  7. Social shock-absorber (Cassa integrazione guadagni or “CIG”). CIG is the State-funded resource for companies needing to put employment contracts on stand-by because of a corporate restructuring. In the current legal framework, only companies operating in certain sectors can tap into this support. The new legislation will open this benefit to companies operating in a wider list of industry sectors. However, this special fund will operate only as a last resort, when the company is unable to manage the crisis by implementing other solutions, such as reductions in hours worked or usage of holiday days. The resource will not be available to companies that are winding down. At the same time, unions and employers’ associations may create other private funds having the same “social shock-absorbing” function. The new legislation will define a list of reasons for having access to the funding that are defined by law as legitimate, eliminating the current area of uncertainty.
  8. Unemployment pay (“Assicurazione per l’impiego”, or ASPI). Certain categories of non-subordinate employees will have access to unemployment pay, which will be determined according to the employee’s contributions during his or her working life. The unemployment pay will be conditioned upon the worker’s acceptance of other possible work opportunities or social work.
  9. Fixed-term contracts. Fixed-term contracts have recently been made more flexible. For example, it is now possible to insert an expiration date to a new contract without having to declare any specific reason. The only limitations are the maximum duration (36 months, also considering a series of contracts) and the open-ended/fixed term contract ratio, which is a maximum of 20 percent of the fixed term.
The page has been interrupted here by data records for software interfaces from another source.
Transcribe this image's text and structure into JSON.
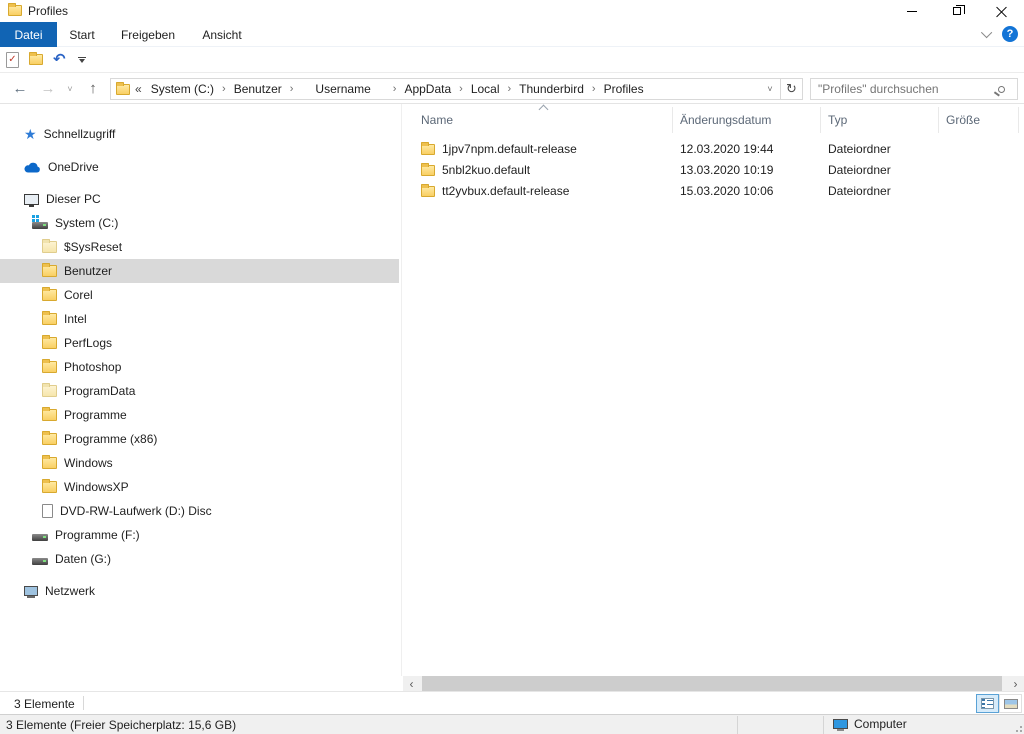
{
  "window": {
    "title": "Profiles"
  },
  "ribbon": {
    "tabs": [
      "Datei",
      "Start",
      "Freigeben",
      "Ansicht"
    ],
    "active_tab": "Datei",
    "help_label": "?"
  },
  "icons": {
    "back": "←",
    "forward": "→",
    "history_chevron": "˅",
    "up": "↑",
    "address_chevron": "˅",
    "refresh": "↻",
    "breadcrumb_prefix": "«",
    "breadcrumb_separator": "›",
    "scroll_left": "‹",
    "scroll_right": "›",
    "quick_access_star": "★",
    "undo": "↶"
  },
  "navbar": {
    "breadcrumb": [
      "System (C:)",
      "Benutzer",
      "Username",
      "AppData",
      "Local",
      "Thunderbird",
      "Profiles"
    ],
    "search_placeholder": "\"Profiles\" durchsuchen"
  },
  "sidebar": {
    "items": [
      {
        "label": "Schnellzugriff",
        "icon": "quick-access-star-icon"
      },
      {
        "label": "OneDrive",
        "icon": "onedrive-cloud-icon"
      },
      {
        "label": "Dieser PC",
        "icon": "this-pc-icon"
      },
      {
        "label": "System (C:)",
        "icon": "system-drive-icon"
      },
      {
        "label": "$SysReset",
        "icon": "folder-icon"
      },
      {
        "label": "Benutzer",
        "icon": "folder-icon",
        "selected": true
      },
      {
        "label": "Corel",
        "icon": "folder-icon"
      },
      {
        "label": "Intel",
        "icon": "folder-icon"
      },
      {
        "label": "PerfLogs",
        "icon": "folder-icon"
      },
      {
        "label": "Photoshop",
        "icon": "folder-icon"
      },
      {
        "label": "ProgramData",
        "icon": "folder-icon"
      },
      {
        "label": "Programme",
        "icon": "folder-icon"
      },
      {
        "label": "Programme (x86)",
        "icon": "folder-icon"
      },
      {
        "label": "Windows",
        "icon": "folder-icon"
      },
      {
        "label": "WindowsXP",
        "icon": "folder-icon"
      },
      {
        "label": "DVD-RW-Laufwerk (D:) Disc",
        "icon": "dvd-drive-icon"
      },
      {
        "label": "Programme (F:)",
        "icon": "drive-icon"
      },
      {
        "label": "Daten (G:)",
        "icon": "drive-icon"
      },
      {
        "label": "Netzwerk",
        "icon": "network-icon"
      }
    ]
  },
  "filelist": {
    "columns": [
      "Name",
      "Änderungsdatum",
      "Typ",
      "Größe"
    ],
    "rows": [
      {
        "name": "1jpv7npm.default-release",
        "date": "12.03.2020 19:44",
        "type": "Dateiordner",
        "size": ""
      },
      {
        "name": "5nbl2kuo.default",
        "date": "13.03.2020 10:19",
        "type": "Dateiordner",
        "size": ""
      },
      {
        "name": "tt2yvbux.default-release",
        "date": "15.03.2020 10:06",
        "type": "Dateiordner",
        "size": ""
      }
    ]
  },
  "statusbar": {
    "count": "3 Elemente"
  },
  "bottombar": {
    "info": "3 Elemente (Freier Speicherplatz: 15,6 GB)",
    "computer_label": "Computer"
  },
  "colors": {
    "active_tab_blue": "#1164b4",
    "selection_gray": "#d9d9d9",
    "folder_yellow": "#f9cf63",
    "help_blue": "#1374d6",
    "view_button_selected_bg": "#d6ebfa",
    "view_button_selected_border": "#5aa2d6"
  }
}
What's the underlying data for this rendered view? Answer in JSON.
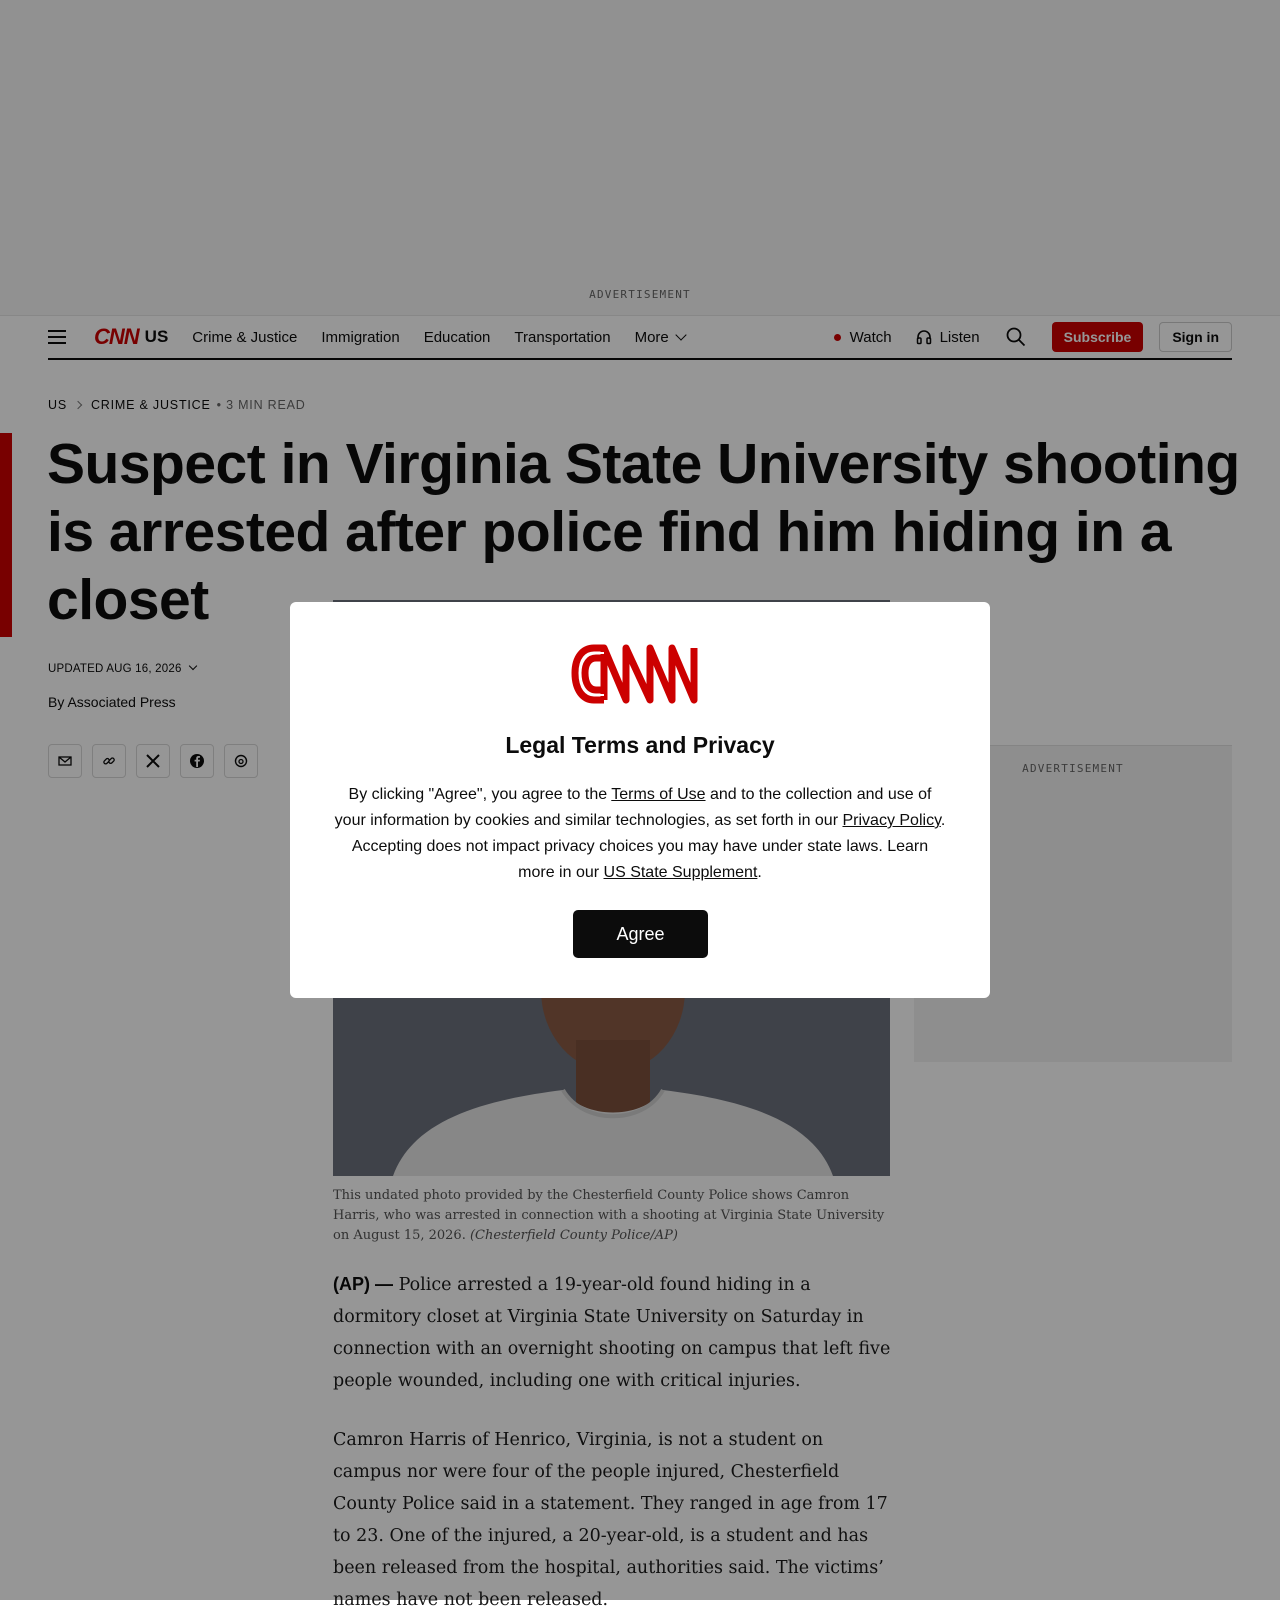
{
  "advertisement": {
    "top_label": "ADVERTISEMENT",
    "side_label": "ADVERTISEMENT"
  },
  "nav": {
    "logo": "CNN",
    "edition": "US",
    "items": [
      "Crime & Justice",
      "Immigration",
      "Education",
      "Transportation",
      "More"
    ],
    "watch": "Watch",
    "listen": "Listen",
    "subscribe": "Subscribe",
    "signin": "Sign in"
  },
  "breadcrumb": {
    "section": "US",
    "subsection": "CRIME & JUSTICE",
    "read_time": "• 3 MIN READ"
  },
  "article": {
    "headline": "Suspect in Virginia State University shooting is arrested after police find him hiding in a closet",
    "updated": "UPDATED AUG 16, 2026",
    "byline": "By Associated Press",
    "caption_text": "This undated photo provided by the Chesterfield County Police shows Camron Harris, who was arrested in connection with a shooting at Virginia State University on August 15, 2026.",
    "caption_credit": "(Chesterfield County Police/AP)",
    "dateline": "(AP) —",
    "p1": "Police arrested a 19-year-old found hiding in a dormitory closet at Virginia State University on Saturday in connection with an overnight shooting on campus that left five people wounded, including one with critical injuries.",
    "p2": "Camron Harris of Henrico, Virginia, is not a student on campus nor were four of the people injured, Chesterfield County Police said in a statement. They ranged in age from 17 to 23. One of the injured, a 20-year-old, is a student and has been released from the hospital, authorities said. The victims’ names have not been released."
  },
  "share": {
    "icons": [
      "email-icon",
      "link-icon",
      "x-icon",
      "facebook-icon",
      "threads-icon"
    ]
  },
  "modal": {
    "logo": "CNN",
    "title": "Legal Terms and Privacy",
    "text_1": "By clicking \"Agree\", you agree to the ",
    "link_terms": "Terms of Use",
    "text_2": " and to the collection and use of your information by cookies and similar technologies, as set forth in our ",
    "link_privacy": "Privacy Policy",
    "text_3": ". Accepting does not impact privacy choices you may have under state laws. Learn more in our ",
    "link_supplement": "US State Supplement",
    "text_4": ".",
    "agree_button": "Agree"
  },
  "colors": {
    "brand_red": "#cc0000",
    "overlay": "rgba(0,0,0,0.41)",
    "button_dark": "#0c0c0c"
  }
}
The Government is planning to roll out incentives for the use of open-ended contracts (with the new rules on dismissals); one way is by increasing taxation on fixed-term contracts.